Exercise:
All lines in the records below with the word "text" must be returned.

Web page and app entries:
>>>>
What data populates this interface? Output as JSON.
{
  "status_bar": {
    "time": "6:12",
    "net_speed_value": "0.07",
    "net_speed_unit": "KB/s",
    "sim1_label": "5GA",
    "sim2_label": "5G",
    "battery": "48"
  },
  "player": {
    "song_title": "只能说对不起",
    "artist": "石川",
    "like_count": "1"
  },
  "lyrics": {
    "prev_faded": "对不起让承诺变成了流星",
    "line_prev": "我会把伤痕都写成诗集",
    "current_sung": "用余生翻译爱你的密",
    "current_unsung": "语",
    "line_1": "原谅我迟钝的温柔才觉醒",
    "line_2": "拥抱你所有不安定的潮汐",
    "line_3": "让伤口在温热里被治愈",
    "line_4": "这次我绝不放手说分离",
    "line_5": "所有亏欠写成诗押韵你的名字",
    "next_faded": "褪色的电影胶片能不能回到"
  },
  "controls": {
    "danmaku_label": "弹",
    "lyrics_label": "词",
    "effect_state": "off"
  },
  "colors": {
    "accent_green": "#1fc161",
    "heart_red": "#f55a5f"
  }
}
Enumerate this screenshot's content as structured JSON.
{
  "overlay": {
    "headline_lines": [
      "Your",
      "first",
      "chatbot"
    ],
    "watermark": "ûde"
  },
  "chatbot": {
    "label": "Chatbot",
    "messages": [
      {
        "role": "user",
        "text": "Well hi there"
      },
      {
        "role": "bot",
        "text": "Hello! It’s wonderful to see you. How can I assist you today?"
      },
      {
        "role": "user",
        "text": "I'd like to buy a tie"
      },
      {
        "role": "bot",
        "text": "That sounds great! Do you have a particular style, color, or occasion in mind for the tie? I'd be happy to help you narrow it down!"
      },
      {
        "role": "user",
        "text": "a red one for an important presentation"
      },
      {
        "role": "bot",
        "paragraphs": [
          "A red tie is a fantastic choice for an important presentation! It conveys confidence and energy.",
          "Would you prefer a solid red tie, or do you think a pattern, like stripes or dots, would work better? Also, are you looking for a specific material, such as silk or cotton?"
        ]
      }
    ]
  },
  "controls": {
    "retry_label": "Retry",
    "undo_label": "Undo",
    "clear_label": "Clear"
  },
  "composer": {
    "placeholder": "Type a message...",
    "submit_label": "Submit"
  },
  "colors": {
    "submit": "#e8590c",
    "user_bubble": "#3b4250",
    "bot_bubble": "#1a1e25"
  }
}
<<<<
Exercise answer:
        "text": "Well hi there"
        "text": "Hello! It’s wonderful to see you. How can I assist you today?"
        "text": "I'd like to buy a tie"
        "text": "That sounds great! Do you have a particular style, color, or occasion in mind for the tie? I'd be happy to help you narrow it down!"
        "text": "a red one for an important presentation"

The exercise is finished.